In SKN Job Search

Conducting a Successful Job Search

In order to be gainfully employed, one usually must make a decision to ‘get a job.’  Jobs are not always easy to find or readily available.  Even when they are, there is usually a few applicants seeking the position. Therefore, it is important to diligent in one’s job search.

As is often the case, the position you actually want may indeed involve more effort than simply putting in an application.  The following is an non-exhaustive list of ways to ‘search’ for a job.  Any one of these ways may lead you to gainful employment, though not all are required, and in fact, a few may not render any fruitful offerings.  So, just know of the options, and then…START!

  1. Network and use personal contacts.  Let people know you are job hunting–friends, family, even past employers and current colleagues, when feasible.  At a coffee shop–engage in conversation with the person sipping java at the next table.  Just mention what you are interesting in doing.  Strangers are would be networking contacts.

  2. Online Job hunting sites.  Monster.com became the premier site in the U.S. for various job listings available in a variety of industries.  These types of sites can at the very least aid you in a ‘first step’ job search process–aiding you with possible available positions, allowing you to gain perspective in requirements of desired positions, and sharing industry standards–pay listings, companies hiring, and even résumé hints.

  3. Résumé distribution sites. Careerbuilder.com is one that is a search engine leader. The goal here is that an employer may seek viable candidates from sites like this.  Although, this is a possibility.  The BEST way to use this site is to help you get your résumé completed and to allow access to job search hints and best practices.

  4. Industry affiliation events and publications.  Attend a conference in your field–usually there are advertisements about the current year’s conference and a section within such publication listing of employment opportunities.  You may be able to get an interview on site–maybe even several.  The least that could happen?  You garner enough information for #1 and #7.  Note: Usually, online publications are updated more frequently.

  5. Employment Agencies.  Governments have departments that aid citizens in job-search.  Oftentimes, local and public institutions of higher education do too.  Tap into these resources–which may cover interview aid and résumé writing.  Some public institutions in your area may even post advertisements of local organizations that help others in getting to and from job interviews and even provide interview attire for those in need of assistance in this way.  There are oftentimes listings of Job Fairs (see #6) in the area. Suggestion: Do not overlook this very ‘free’ resource.

  6. Job Fairs.  Looking to be directly hired in the shortest period of time?  Attend a job fair.  Employers set up at these fairs to be able to see as many possible candidates at one time.  It may be daunting as lines could be very long, and you may actually be face-to-face with other candidates who may be visually more hireable than you–briefcase, résumé stating the best education, or simply their speech is quite impressive.  Worst case scenario?  You learn from them–and then come as prepared the next time!  Best case:  You are hired!  It happens.  Especially, in certain fields–hotel management, service industries, educational employment, and tech fairs, for example.

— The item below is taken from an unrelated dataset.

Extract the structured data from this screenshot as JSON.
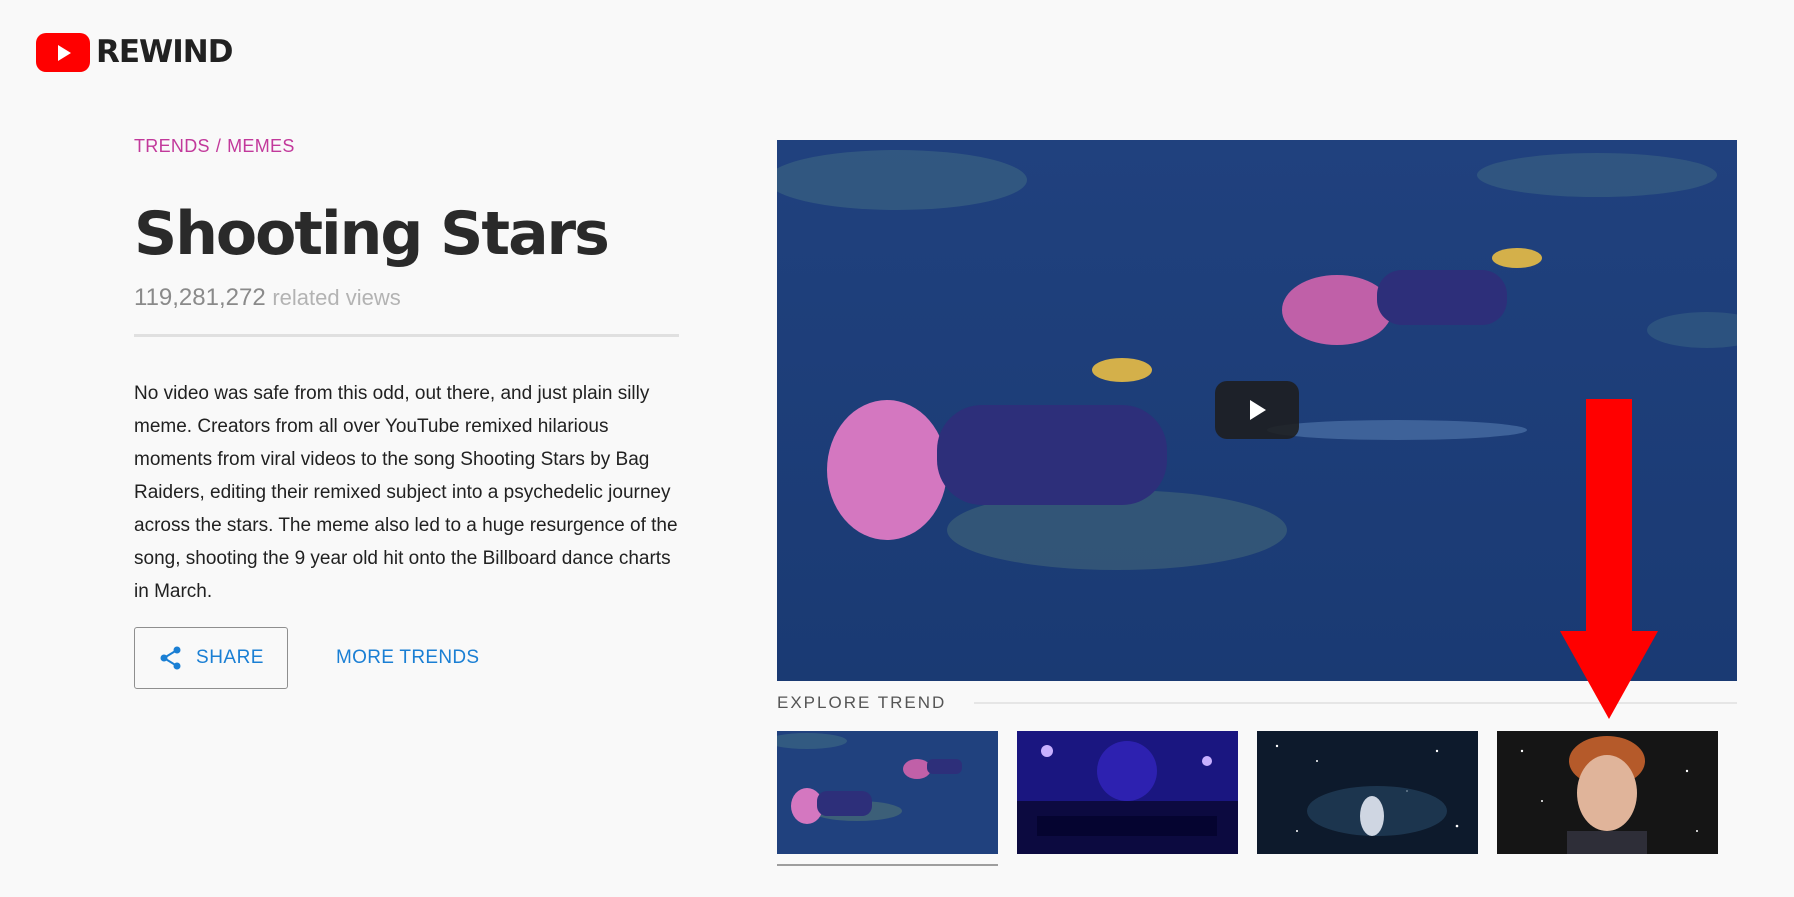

  7. Direct research of company.  Do you know exactly for which company you want to be employed and in which position?  Immediately look at those people who are currently employed there and research them as well as the company.  You may find LinkedIn (an online networking site) in which résumés are even displayed.  Get to know also the human resource department, if there is one.  Who does the hiring?  Who in the company might be an advantageous networking partner?  DO: Find out about the specifics of the company and then find out who in the company may be impressed with this knowledge AND your résumé.  Remember:  You don’t just want a job, you want to be able to do the job well.

Take away?  Not one of the above is a guarantee of job attainment.  It is best to venture into 2 or 3 of them with the understanding that getting a job IS a job in itself.  Research well, develop your expertise (or go out and get what you don’t have!), and share your qualifications and interests with everyone and by every relevant means.  You will be successful in getting a job–just don’t quit until you do!  Hint: Start with #1–while you ALREADY are employed!

*Good luck!

* Not a Kittitian or a Nevisian?  You may actually feel there is a ‘catch 21.’  In order to work in a foreign land you may need to get a job first.  But in order to get a job, the company may ask that you are already employable–have working papers–a work visa.  How do you get over this?

This is very difficult, true.  But the steps still apply to YOU!  #7 (more so than #1) is most important.  Check out which industries are in SKN that you are affiliated with.  Then contact various company human resource departments.  Share with them who you are and what if any positions they are seeking that you may prove an expertise on and they are interested in hiring outside of the country for.  Not an expert in that area?  Become one!